- The BRD’s mission is often misunderstood by our diaspora. Sometimes they expect too much from us and we cannot meet all of their needs or it’s not even within our powers. The BRD is meant to be open towards solving some diaspora problems or to help them deal with relevant institutions. Our work is cross-sectorial and we overlap with the activity of several ministries. For this, we have focus points on a central level. There are people in each ministry and state agency that are in charge of diaspora issues.
At the next government meeting, there are two draft decisions submitted by the BRD. We want to multiply these focus points and have people in charge of diaspora issues on a local level as well. Local authorities can gain a lot from creating such bridges to the diaspora. The second proposal concerns the reintegration of Moldovans who return between 2017 and 2020. It mostly deals with orientation programs and stimulating investments.
The decision to return often depends on the prospects available to the migrants’ children. That’s one of their main worries. We need to develop policies and ensure such conditions in schools, that they won’t feel stressed about the changes in social entourage or school curriculum. For the second half of 2017, we have planned many activities concerning regulations, local trainings, the implementation of the reintegration plan and the writing of the guide for returned migrants.
- You are right, the situation of migrant children is a key topic. The DOR program, dedicated to them, is at its fifth edition. What is the program’s goal in general and this year in particular? What is the BRD’s long term vision regarding projects that involve our diaspora’s children?
- DOR is a program designed for our migrants’ children and every year it ends very emotionally. One hundred kids from 14 countries, including some from Moldova, come together to get to know the best of our country. For a week, they have an exceptional program. They get to meet key people from various fields like the theater and listen to the best speakers. They learn about the most important achievements in Moldova and about the specifics of our country. These are mostly children who have been born abroad, who have never seen Moldova or only came for a short time during holidays. They may know their grandparents and relatives, but they don’t know what Moldova has to say to the world.
These children attend folk dances, handicrafts, wood carving and clay modeling workshops. During a short period of time, they get familiar with our traditional culture. It’s a program that succeeds in strengthening communication among them, because during this week they speak only Romanian. This year, just like during previous editions, they will enjoy only authentic culture.

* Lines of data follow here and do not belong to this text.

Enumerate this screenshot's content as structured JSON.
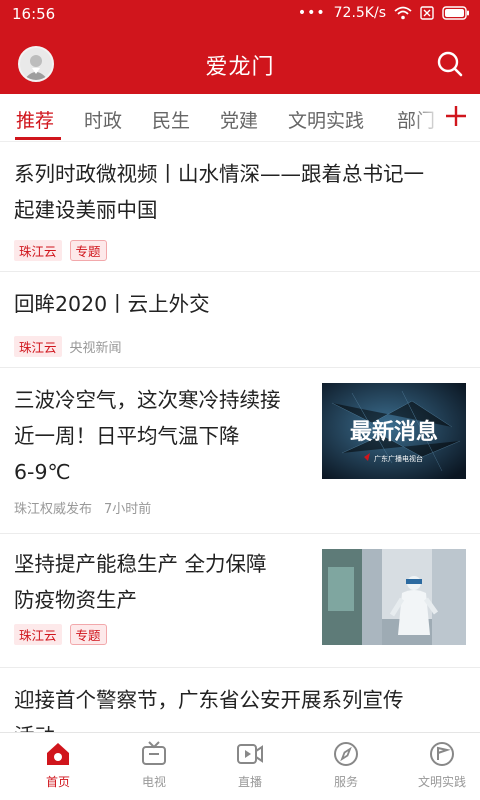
{
  "status_bar": {
    "time": "16:56",
    "speed": "72.5K/s"
  },
  "header": {
    "title": "爱龙门"
  },
  "tabs": [
    {
      "label": "推荐"
    },
    {
      "label": "时政"
    },
    {
      "label": "民生"
    },
    {
      "label": "党建"
    },
    {
      "label": "文明实践"
    },
    {
      "label": "部门"
    }
  ],
  "articles": [
    {
      "line1": "系列时政微视频丨山水情深——跟着总书记一",
      "line2": "起建设美丽中国",
      "source": "珠江云",
      "tag": "专题"
    },
    {
      "line1": "回眸2020丨云上外交",
      "source": "珠江云",
      "extra": "央视新闻"
    },
    {
      "line1": "三波冷空气，这次寒冷持续接",
      "line2": "近一周！日平均气温下降",
      "line3": "6-9℃",
      "source": "珠江权威发布",
      "time": "7小时前",
      "thumb_text": "最新消息",
      "thumb_caption": "广东广播电视台"
    },
    {
      "line1": "坚持提产能稳生产 全力保障",
      "line2": "防疫物资生产",
      "source": "珠江云",
      "tag": "专题"
    },
    {
      "line1": "迎接首个警察节，广东省公安开展系列宣传",
      "line2": "活动"
    }
  ],
  "bottom_nav": [
    {
      "label": "首页"
    },
    {
      "label": "电视"
    },
    {
      "label": "直播"
    },
    {
      "label": "服务"
    },
    {
      "label": "文明实践"
    }
  ],
  "colors": {
    "brand": "#d0151c"
  }
}
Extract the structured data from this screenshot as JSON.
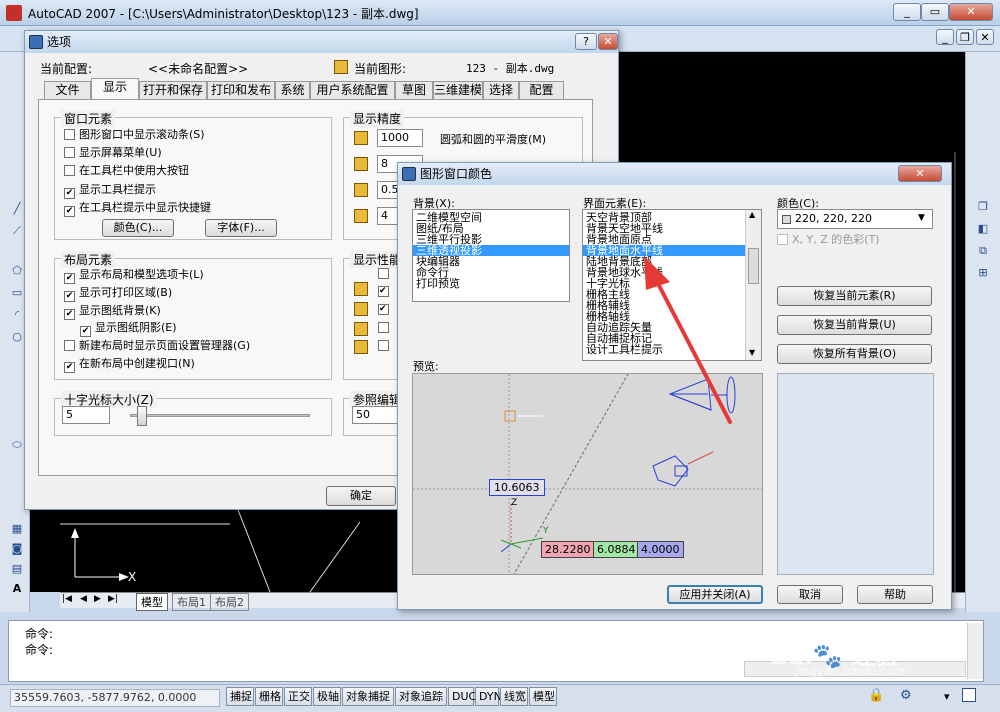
{
  "app": {
    "title": "AutoCAD 2007 - [C:\\Users\\Administrator\\Desktop\\123 - 副本.dwg]",
    "inner_min": "_",
    "inner_restore": "❐",
    "inner_close": "✕"
  },
  "options": {
    "title": "选项",
    "help": "?",
    "close": "✕",
    "profile_label": "当前配置:",
    "profile_value": "<<未命名配置>>",
    "drawing_label": "当前图形:",
    "drawing_value": "123 - 副本.dwg",
    "tabs": [
      "文件",
      "显示",
      "打开和保存",
      "打印和发布",
      "系统",
      "用户系统配置",
      "草图",
      "三维建模",
      "选择",
      "配置"
    ],
    "window_group": "窗口元素",
    "window_checks": [
      {
        "label": "图形窗口中显示滚动条(S)",
        "checked": false
      },
      {
        "label": "显示屏幕菜单(U)",
        "checked": false
      },
      {
        "label": "在工具栏中使用大按钮",
        "checked": false
      },
      {
        "label": "显示工具栏提示",
        "checked": true
      },
      {
        "label": "在工具栏提示中显示快捷键",
        "checked": true
      }
    ],
    "color_btn": "颜色(C)...",
    "font_btn": "字体(F)...",
    "layout_group": "布局元素",
    "layout_checks": [
      {
        "label": "显示布局和模型选项卡(L)",
        "checked": true
      },
      {
        "label": "显示可打印区域(B)",
        "checked": true
      },
      {
        "label": "显示图纸背景(K)",
        "checked": true
      },
      {
        "label": "显示图纸阴影(E)",
        "checked": true
      },
      {
        "label": "新建布局时显示页面设置管理器(G)",
        "checked": false
      },
      {
        "label": "在新布局中创建视口(N)",
        "checked": true
      }
    ],
    "cross_group": "十字光标大小(Z)",
    "cross_value": "5",
    "precision_group": "显示精度",
    "precision": [
      {
        "value": "1000",
        "label": "圆弧和圆的平滑度(M)"
      },
      {
        "value": "8",
        "label": ""
      },
      {
        "value": "0.5",
        "label": ""
      },
      {
        "value": "4",
        "label": ""
      }
    ],
    "perf_group": "显示性能",
    "ref_group": "参照编辑",
    "ref_value": "50",
    "ok": "确定"
  },
  "color_dialog": {
    "title": "图形窗口颜色",
    "close": "✕",
    "bg_label": "背景(X):",
    "bg_items": [
      "二维模型空间",
      "图纸/布局",
      "三维平行投影",
      "三维透视投影",
      "块编辑器",
      "命令行",
      "打印预览"
    ],
    "bg_selected": 3,
    "ui_label": "界面元素(E):",
    "ui_items": [
      "天空背景顶部",
      "背景天空地平线",
      "背景地面原点",
      "背景地面水平线",
      "陆地背景底部",
      "背景地球水平线",
      "十字光标",
      "栅格主线",
      "栅格辅线",
      "栅格轴线",
      "自动追踪矢量",
      "自动捕捉标记",
      "设计工具栏提示"
    ],
    "ui_selected": 3,
    "color_label": "颜色(C):",
    "color_value": "220, 220, 220",
    "xyz": "X, Y, Z 的色彩(T)",
    "restore_elem": "恢复当前元素(R)",
    "restore_bg": "恢复当前背景(U)",
    "restore_all": "恢复所有背景(O)",
    "preview_label": "预览:",
    "dim_z": "10.6063",
    "dim_x": "28.2280",
    "dim_y": "6.0884",
    "dim_c": "4.0000",
    "axis_z": "Z",
    "axis_y": "Y",
    "apply": "应用并关闭(A)",
    "cancel": "取消",
    "help": "帮助"
  },
  "drawing": {
    "axis_x": "X",
    "axis_y": "Y",
    "tabs": [
      "模型",
      "布局1",
      "布局2"
    ]
  },
  "command": {
    "line1": "命令:",
    "line2": "命令:"
  },
  "status": {
    "coords": "35559.7603, -5877.9762, 0.0000",
    "buttons": [
      "捕捉",
      "栅格",
      "正交",
      "极轴",
      "对象捕捉",
      "对象追踪",
      "DUCS",
      "DYN",
      "线宽",
      "模型"
    ]
  },
  "colors": {
    "accent": "#3399ff",
    "drawing_bg": "#000000",
    "arrow": "#e53935"
  }
}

Regarding future plans, it’s important to see how we can continue supporting the creation of new Education Centers in the diaspora. Secondly, the BRD and its partners must find a way to involve teenagers. Older kids, in their attempt to blend in with other teenagers in their country of destination, be them Italians or Portuguese, tend to discard everything that’s representative of their country of origin. It’s important to keep them within Moldova’s sphere of interest, to maintain their emotional bond to our country and to be able to implement special programs for children and teenagers.
- If you sketched the portrait of a Moldovan migrant, what characteristics would you include?
- They are patriots. They participate in promoting their country, in its political life, including by organizing protests, a very important thing. They have acquired Western democracy habits, a different kind of attitude, fairness, punctuality. Equally important, they successfully integrate in their destination countries.